The only reason to defrost food before cooking is because the outside will be overcooked by the time the middle reaches doneness. So the temperature you want the meat at before cooking depends entirely on how you're cooking it and what you're cooking.
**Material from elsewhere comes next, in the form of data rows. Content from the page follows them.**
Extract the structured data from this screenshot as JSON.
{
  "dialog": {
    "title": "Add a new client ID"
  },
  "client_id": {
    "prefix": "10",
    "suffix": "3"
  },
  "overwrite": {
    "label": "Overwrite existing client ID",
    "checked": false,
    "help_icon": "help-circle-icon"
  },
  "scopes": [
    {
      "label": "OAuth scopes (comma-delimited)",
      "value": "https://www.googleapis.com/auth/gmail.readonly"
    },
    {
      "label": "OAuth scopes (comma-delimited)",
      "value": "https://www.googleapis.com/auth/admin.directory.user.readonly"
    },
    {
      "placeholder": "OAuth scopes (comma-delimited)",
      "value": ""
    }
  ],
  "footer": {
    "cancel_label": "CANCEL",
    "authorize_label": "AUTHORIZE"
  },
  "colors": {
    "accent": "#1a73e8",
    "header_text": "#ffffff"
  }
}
If you're cooking a steak in a frypan, you might even want to let the steak reach room temperature before you start to cook it, so that it takes less time for the middle to reach the desired doneness (and so less of the meat is overcooked).
Originally Posted by ozone
So defrosting meat only matters if you're using a dry cooking method (some part of the meat exposed to hot surface, oil or air, where it can burn). Wet cooking methods are temperature controlled, such as if you were stewing the meat (won't ever go above boiling temp unless it boils dry), using a crockpot (won't go above a simmer) or a sous-vide water oven (will stay at whatever temperature you set it, between room temperature and boiling). So you can put frozen meat in directly and the outside won't burn or be overdone while the inside defrosts.
Last edited by Doddibot; 08-17-2011 at 11:19 PM.
"Thanks to the combination of meat, calcium-rich leaf foods, and a vigorous life, the early hunter-gatherers were robust, with strong skeletons, jaws, and teeth." - Harold McGee, On Food And Cooking: The Science and Lore of the Kitchen